* Exercise prompt *
Below are some records; reproduce every one of them exactly.
☆ ☆ ☆
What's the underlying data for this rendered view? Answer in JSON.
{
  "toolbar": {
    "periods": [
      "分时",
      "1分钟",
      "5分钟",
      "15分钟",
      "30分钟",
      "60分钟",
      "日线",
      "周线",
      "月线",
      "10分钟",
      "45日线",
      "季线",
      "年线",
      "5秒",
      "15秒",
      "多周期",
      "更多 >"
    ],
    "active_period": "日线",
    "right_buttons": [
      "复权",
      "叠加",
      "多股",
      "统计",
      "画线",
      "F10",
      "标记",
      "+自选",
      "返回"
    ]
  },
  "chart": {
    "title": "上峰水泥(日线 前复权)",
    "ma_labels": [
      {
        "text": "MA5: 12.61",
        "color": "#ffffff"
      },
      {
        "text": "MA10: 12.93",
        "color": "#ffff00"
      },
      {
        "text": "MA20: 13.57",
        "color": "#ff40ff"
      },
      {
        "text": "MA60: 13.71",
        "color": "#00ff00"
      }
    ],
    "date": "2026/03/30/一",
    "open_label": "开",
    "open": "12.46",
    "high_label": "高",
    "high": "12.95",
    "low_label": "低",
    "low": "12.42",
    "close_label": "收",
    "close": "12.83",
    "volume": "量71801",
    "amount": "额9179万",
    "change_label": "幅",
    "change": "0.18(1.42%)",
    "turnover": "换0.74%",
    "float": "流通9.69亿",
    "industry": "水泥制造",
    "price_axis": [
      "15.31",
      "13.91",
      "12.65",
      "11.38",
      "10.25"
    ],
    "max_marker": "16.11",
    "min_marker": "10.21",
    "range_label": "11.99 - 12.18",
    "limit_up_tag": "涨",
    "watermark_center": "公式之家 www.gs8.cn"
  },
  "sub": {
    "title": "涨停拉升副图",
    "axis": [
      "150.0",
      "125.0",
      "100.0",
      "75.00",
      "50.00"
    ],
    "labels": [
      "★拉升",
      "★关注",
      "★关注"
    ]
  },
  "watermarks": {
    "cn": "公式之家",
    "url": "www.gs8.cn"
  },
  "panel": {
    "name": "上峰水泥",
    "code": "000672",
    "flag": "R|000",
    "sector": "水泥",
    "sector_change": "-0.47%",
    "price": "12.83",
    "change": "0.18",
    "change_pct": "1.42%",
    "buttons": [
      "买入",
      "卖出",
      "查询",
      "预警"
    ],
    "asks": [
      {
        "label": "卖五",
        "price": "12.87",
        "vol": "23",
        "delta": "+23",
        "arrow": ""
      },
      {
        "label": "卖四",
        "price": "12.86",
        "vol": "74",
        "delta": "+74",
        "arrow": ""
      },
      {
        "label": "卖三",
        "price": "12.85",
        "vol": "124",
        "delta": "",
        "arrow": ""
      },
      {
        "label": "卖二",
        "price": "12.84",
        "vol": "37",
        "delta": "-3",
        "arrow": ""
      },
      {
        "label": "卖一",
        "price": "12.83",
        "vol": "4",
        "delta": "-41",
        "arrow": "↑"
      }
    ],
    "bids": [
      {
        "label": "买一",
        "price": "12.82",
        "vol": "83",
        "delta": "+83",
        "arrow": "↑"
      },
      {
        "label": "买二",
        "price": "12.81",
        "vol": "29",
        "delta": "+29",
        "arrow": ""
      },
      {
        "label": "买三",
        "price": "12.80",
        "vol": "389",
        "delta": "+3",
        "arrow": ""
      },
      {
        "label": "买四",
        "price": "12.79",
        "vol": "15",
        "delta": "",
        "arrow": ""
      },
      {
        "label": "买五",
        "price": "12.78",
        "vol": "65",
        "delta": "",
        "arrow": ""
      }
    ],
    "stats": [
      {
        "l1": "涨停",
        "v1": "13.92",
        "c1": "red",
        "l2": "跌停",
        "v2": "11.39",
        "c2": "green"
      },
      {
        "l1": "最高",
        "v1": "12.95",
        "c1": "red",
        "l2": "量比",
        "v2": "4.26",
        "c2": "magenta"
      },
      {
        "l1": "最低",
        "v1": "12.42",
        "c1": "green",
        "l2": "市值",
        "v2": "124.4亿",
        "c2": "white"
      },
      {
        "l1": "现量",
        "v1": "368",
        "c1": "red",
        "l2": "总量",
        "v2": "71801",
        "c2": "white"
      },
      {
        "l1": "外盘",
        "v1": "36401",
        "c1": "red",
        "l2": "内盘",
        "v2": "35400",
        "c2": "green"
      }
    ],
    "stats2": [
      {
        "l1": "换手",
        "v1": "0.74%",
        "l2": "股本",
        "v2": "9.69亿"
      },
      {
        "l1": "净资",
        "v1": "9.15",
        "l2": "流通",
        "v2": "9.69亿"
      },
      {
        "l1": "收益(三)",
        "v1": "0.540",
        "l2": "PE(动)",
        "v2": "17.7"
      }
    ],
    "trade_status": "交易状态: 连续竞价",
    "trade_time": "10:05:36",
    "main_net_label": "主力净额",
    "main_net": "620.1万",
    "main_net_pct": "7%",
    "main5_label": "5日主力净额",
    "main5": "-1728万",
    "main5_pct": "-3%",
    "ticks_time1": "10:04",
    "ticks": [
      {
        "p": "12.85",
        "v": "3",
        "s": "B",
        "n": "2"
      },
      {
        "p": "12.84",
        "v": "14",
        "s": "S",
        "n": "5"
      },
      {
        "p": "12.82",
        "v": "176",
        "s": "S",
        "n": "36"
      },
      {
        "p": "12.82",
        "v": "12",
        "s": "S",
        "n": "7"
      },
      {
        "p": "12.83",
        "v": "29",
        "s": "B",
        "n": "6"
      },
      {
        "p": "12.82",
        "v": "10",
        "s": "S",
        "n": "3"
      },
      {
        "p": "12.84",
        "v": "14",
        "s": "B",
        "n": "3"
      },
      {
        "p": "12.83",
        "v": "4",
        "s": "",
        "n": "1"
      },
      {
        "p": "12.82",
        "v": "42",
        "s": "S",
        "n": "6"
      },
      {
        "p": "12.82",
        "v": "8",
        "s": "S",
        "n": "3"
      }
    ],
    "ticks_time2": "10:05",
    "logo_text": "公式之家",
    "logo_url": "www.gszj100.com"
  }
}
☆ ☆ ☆
* Answer to the exercise *
What's the underlying data for this rendered view? Answer in JSON.
{
  "toolbar": {
    "periods": [
      "分时",
      "1分钟",
      "5分钟",
      "15分钟",
      "30分钟",
      "60分钟",
      "日线",
      "周线",
      "月线",
      "10分钟",
      "45日线",
      "季线",
      "年线",
      "5秒",
      "15秒",
      "多周期",
      "更多 >"
    ],
    "active_period": "日线",
    "right_buttons": [
      "复权",
      "叠加",
      "多股",
      "统计",
      "画线",
      "F10",
      "标记",
      "+自选",
      "返回"
    ]
  },
  "chart": {
    "title": "上峰水泥(日线 前复权)",
    "ma_labels": [
      {
        "text": "MA5: 12.61",
        "color": "#ffffff"
      },
      {
        "text": "MA10: 12.93",
        "color": "#ffff00"
      },
      {
        "text": "MA20: 13.57",
        "color": "#ff40ff"
      },
      {
        "text": "MA60: 13.71",
        "color": "#00ff00"
      }
    ],
    "date": "2026/03/30/一",
    "open_label": "开",
    "open": "12.46",
    "high_label": "高",
    "high": "12.95",
    "low_label": "低",
    "low": "12.42",
    "close_label": "收",
    "close": "12.83",
    "volume": "量71801",
    "amount": "额9179万",
    "change_label": "幅",
    "change": "0.18(1.42%)",
    "turnover": "换0.74%",
    "float": "流通9.69亿",
    "industry": "水泥制造",
    "price_axis": [
      "15.31",
      "13.91",
      "12.65",
      "11.38",
      "10.25"
    ],
    "max_marker": "16.11",
    "min_marker": "10.21",
    "range_label": "11.99 - 12.18",
    "limit_up_tag": "涨",
    "watermark_center": "公式之家 www.gs8.cn"
  },
  "sub": {
    "title": "涨停拉升副图",
    "axis": [
      "150.0",
      "125.0",
      "100.0",
      "75.00",
      "50.00"
    ],
    "labels": [
      "★拉升",
      "★关注",
      "★关注"
    ]
  },
  "watermarks": {
    "cn": "公式之家",
    "url": "www.gs8.cn"
  },
  "panel": {
    "name": "上峰水泥",
    "code": "000672",
    "flag": "R|000",
    "sector": "水泥",
    "sector_change": "-0.47%",
    "price": "12.83",
    "change": "0.18",
    "change_pct": "1.42%",
    "buttons": [
      "买入",
      "卖出",
      "查询",
      "预警"
    ],
    "asks": [
      {
        "label": "卖五",
        "price": "12.87",
        "vol": "23",
        "delta": "+23",
        "arrow": ""
      },
      {
        "label": "卖四",
        "price": "12.86",
        "vol": "74",
        "delta": "+74",
        "arrow": ""
      },
      {
        "label": "卖三",
        "price": "12.85",
        "vol": "124",
        "delta": "",
        "arrow": ""
      },
      {
        "label": "卖二",
        "price": "12.84",
        "vol": "37",
        "delta": "-3",
        "arrow": ""
      },
      {
        "label": "卖一",
        "price": "12.83",
        "vol": "4",
        "delta": "-41",
        "arrow": "↑"
      }
    ],
    "bids": [
      {
        "label": "买一",
        "price": "12.82",
        "vol": "83",
        "delta": "+83",
        "arrow": "↑"
      },
      {
        "label": "买二",
        "price": "12.81",
        "vol": "29",
        "delta": "+29",
        "arrow": ""
      },
      {
        "label": "买三",
        "price": "12.80",
        "vol": "389",
        "delta": "+3",
        "arrow": ""
      },
      {
        "label": "买四",
        "price": "12.79",
        "vol": "15",
        "delta": "",
        "arrow": ""
      },
      {
        "label": "买五",
        "price": "12.78",
        "vol": "65",
        "delta": "",
        "arrow": ""
      }
    ],
    "stats": [
      {
        "l1": "涨停",
        "v1": "13.92",
        "c1": "red",
        "l2": "跌停",
        "v2": "11.39",
        "c2": "green"
      },
      {
        "l1": "最高",
        "v1": "12.95",
        "c1": "red",
        "l2": "量比",
        "v2": "4.26",
        "c2": "magenta"
      },
      {
        "l1": "最低",
        "v1": "12.42",
        "c1": "green",
        "l2": "市值",
        "v2": "124.4亿",
        "c2": "white"
      },
      {
        "l1": "现量",
        "v1": "368",
        "c1": "red",
        "l2": "总量",
        "v2": "71801",
        "c2": "white"
      },
      {
        "l1": "外盘",
        "v1": "36401",
        "c1": "red",
        "l2": "内盘",
        "v2": "35400",
        "c2": "green"
      }
    ],
    "stats2": [
      {
        "l1": "换手",
        "v1": "0.74%",
        "l2": "股本",
        "v2": "9.69亿"
      },
      {
        "l1": "净资",
        "v1": "9.15",
        "l2": "流通",
        "v2": "9.69亿"
      },
      {
        "l1": "收益(三)",
        "v1": "0.540",
        "l2": "PE(动)",
        "v2": "17.7"
      }
    ],
    "trade_status": "交易状态: 连续竞价",
    "trade_time": "10:05:36",
    "main_net_label": "主力净额",
    "main_net": "620.1万",
    "main_net_pct": "7%",
    "main5_label": "5日主力净额",
    "main5": "-1728万",
    "main5_pct": "-3%",
    "ticks_time1": "10:04",
    "ticks": [
      {
        "p": "12.85",
        "v": "3",
        "s": "B",
        "n": "2"
      },
      {
        "p": "12.84",
        "v": "14",
        "s": "S",
        "n": "5"
      },
      {
        "p": "12.82",
        "v": "176",
        "s": "S",
        "n": "36"
      },
      {
        "p": "12.82",
        "v": "12",
        "s": "S",
        "n": "7"
      },
      {
        "p": "12.83",
        "v": "29",
        "s": "B",
        "n": "6"
      },
      {
        "p": "12.82",
        "v": "10",
        "s": "S",
        "n": "3"
      },
      {
        "p": "12.84",
        "v": "14",
        "s": "B",
        "n": "3"
      },
      {
        "p": "12.83",
        "v": "4",
        "s": "",
        "n": "1"
      },
      {
        "p": "12.82",
        "v": "42",
        "s": "S",
        "n": "6"
      },
      {
        "p": "12.82",
        "v": "8",
        "s": "S",
        "n": "3"
      }
    ],
    "ticks_time2": "10:05",
    "logo_text": "公式之家",
    "logo_url": "www.gszj100.com"
  }
}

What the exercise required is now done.